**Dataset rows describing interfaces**
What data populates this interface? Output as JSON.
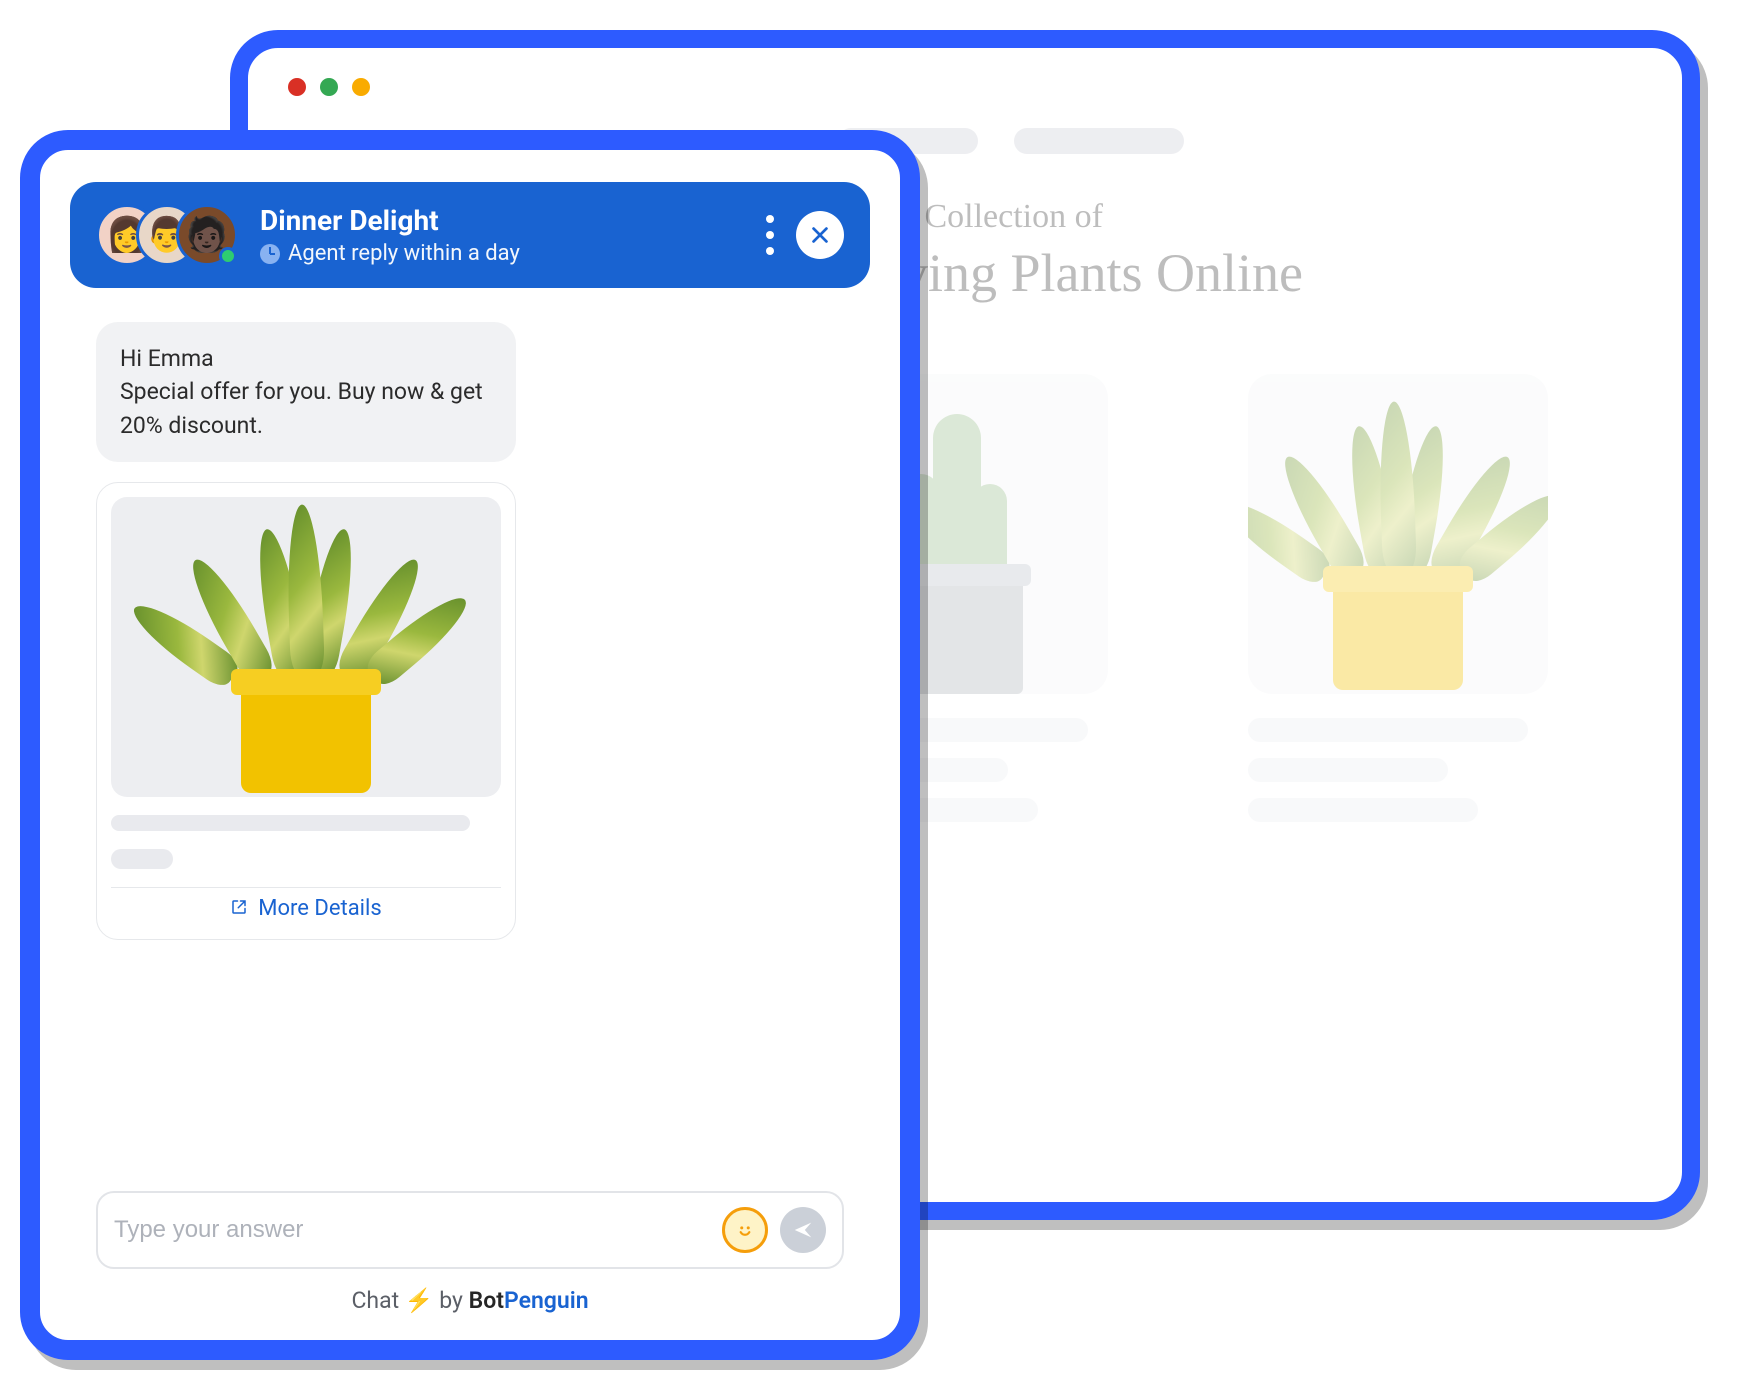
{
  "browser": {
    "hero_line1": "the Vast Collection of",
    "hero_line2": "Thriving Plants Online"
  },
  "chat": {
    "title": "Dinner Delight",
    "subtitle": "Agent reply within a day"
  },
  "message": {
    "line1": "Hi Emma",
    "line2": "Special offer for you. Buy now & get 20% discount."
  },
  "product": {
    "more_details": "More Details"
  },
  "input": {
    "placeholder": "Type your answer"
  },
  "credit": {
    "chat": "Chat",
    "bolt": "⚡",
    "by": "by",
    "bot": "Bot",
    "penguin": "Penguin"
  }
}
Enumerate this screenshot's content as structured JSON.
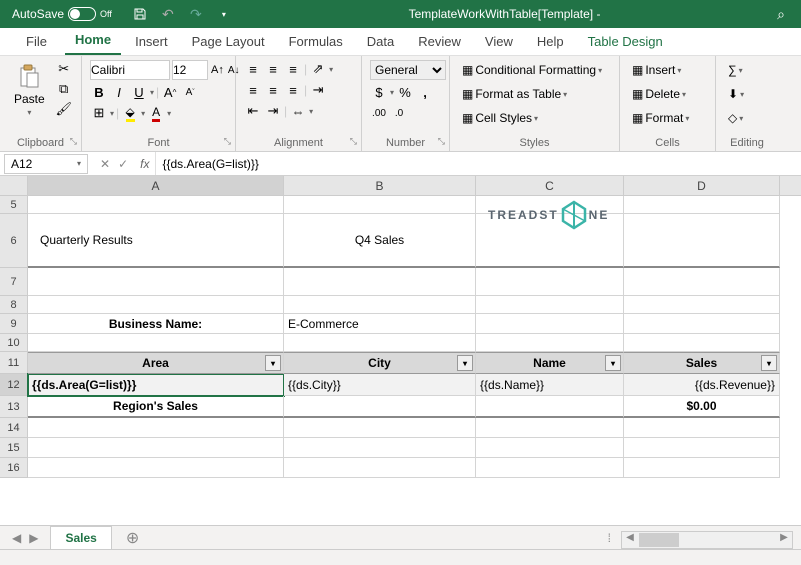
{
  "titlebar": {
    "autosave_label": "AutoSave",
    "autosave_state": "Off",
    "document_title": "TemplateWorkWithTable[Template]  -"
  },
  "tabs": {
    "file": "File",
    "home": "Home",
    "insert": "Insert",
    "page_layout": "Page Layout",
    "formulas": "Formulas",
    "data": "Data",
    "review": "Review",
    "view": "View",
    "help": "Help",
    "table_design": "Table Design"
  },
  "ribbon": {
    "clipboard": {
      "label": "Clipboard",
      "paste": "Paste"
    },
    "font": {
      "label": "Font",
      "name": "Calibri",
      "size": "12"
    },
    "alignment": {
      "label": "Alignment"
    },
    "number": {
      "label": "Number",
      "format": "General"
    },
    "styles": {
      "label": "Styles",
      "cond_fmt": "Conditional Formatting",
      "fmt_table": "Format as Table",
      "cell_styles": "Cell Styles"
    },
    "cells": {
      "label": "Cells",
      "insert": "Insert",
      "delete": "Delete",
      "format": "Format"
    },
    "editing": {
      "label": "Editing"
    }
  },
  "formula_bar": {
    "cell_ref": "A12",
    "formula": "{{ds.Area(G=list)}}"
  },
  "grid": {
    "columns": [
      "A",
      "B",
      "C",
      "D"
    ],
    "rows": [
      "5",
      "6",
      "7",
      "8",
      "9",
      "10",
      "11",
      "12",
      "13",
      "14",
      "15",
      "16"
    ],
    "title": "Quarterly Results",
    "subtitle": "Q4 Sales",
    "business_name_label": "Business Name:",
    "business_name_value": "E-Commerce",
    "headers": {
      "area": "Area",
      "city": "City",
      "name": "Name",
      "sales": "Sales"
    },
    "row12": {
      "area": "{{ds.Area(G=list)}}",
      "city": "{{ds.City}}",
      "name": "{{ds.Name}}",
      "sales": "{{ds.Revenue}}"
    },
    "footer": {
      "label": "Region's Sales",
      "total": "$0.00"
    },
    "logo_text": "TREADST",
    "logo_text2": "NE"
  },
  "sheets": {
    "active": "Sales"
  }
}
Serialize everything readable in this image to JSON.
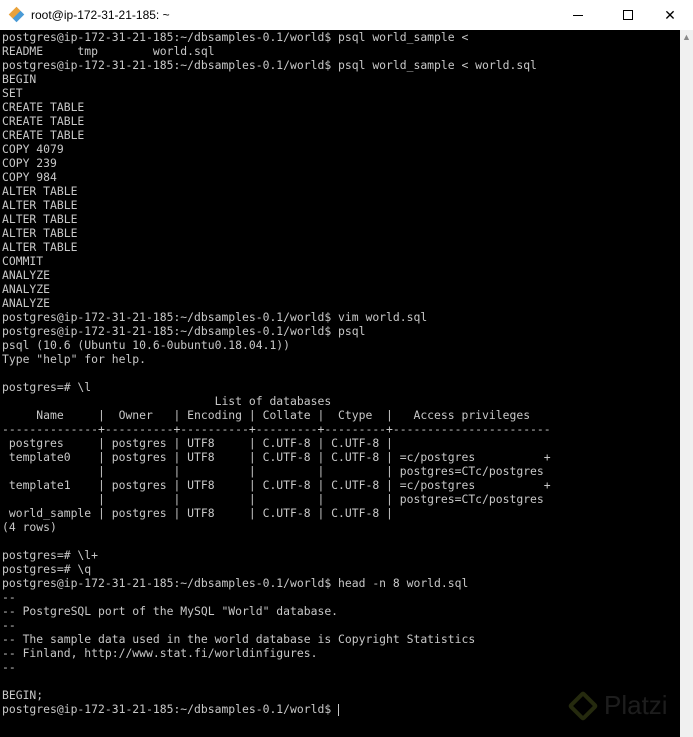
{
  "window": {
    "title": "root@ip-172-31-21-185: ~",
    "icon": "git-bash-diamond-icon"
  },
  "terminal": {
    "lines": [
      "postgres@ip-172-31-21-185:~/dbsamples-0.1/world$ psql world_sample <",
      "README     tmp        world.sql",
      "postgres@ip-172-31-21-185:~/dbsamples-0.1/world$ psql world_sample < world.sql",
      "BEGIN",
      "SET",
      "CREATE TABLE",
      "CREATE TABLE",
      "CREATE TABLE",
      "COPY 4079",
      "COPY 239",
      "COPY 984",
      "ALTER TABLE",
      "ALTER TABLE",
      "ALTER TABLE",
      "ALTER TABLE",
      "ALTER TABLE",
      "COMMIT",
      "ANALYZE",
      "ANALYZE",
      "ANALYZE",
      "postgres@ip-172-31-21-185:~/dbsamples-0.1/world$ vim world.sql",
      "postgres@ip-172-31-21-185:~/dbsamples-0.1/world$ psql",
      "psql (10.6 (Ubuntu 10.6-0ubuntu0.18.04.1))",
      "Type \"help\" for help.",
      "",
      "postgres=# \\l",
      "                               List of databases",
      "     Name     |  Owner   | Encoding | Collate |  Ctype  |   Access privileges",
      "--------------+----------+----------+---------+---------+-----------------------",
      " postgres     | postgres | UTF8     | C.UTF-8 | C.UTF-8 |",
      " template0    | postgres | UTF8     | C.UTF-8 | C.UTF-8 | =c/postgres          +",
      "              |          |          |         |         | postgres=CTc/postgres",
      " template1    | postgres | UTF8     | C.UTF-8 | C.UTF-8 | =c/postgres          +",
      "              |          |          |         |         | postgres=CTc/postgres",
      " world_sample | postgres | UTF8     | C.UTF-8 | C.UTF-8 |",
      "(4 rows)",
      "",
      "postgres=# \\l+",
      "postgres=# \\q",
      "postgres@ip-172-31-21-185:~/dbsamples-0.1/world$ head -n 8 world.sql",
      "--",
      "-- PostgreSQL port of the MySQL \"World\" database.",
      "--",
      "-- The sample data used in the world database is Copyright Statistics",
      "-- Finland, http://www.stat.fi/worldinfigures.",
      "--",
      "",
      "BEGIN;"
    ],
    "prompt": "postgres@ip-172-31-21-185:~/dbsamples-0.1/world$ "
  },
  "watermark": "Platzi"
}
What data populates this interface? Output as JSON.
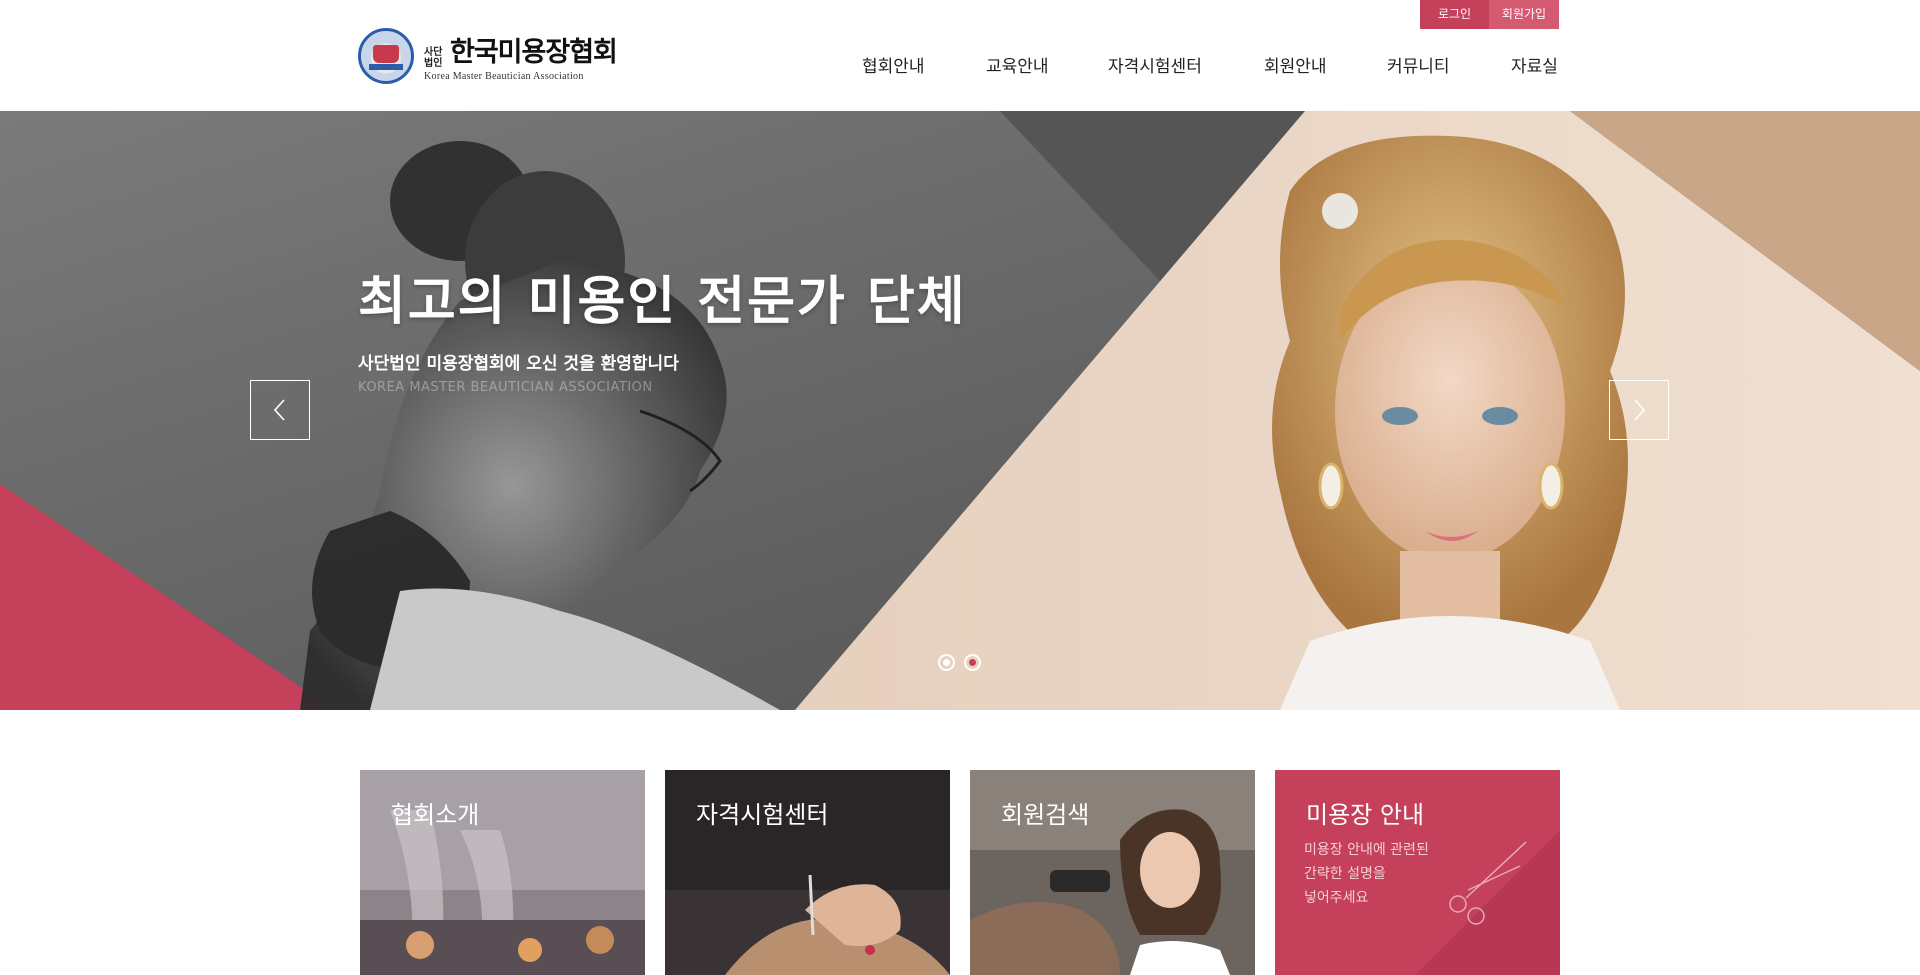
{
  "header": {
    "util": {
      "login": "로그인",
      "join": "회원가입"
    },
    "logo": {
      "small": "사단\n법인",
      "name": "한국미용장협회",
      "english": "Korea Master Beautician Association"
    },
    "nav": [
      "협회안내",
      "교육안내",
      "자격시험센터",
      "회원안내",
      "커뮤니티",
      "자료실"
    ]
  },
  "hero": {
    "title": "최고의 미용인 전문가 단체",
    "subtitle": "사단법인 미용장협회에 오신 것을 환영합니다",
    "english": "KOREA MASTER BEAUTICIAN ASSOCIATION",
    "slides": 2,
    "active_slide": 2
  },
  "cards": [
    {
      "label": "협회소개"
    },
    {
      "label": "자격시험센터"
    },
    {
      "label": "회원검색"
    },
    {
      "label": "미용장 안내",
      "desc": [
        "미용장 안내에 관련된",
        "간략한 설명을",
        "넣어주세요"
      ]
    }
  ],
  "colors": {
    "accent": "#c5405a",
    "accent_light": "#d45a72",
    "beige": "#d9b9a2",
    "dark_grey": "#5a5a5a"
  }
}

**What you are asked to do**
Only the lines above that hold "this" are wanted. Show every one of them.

**Task output**
What data populates this interface? Output as JSON.
Enumerate this screenshot's content as structured JSON.
Serialize everything readable in this image to JSON.
What data populates this interface? Output as JSON.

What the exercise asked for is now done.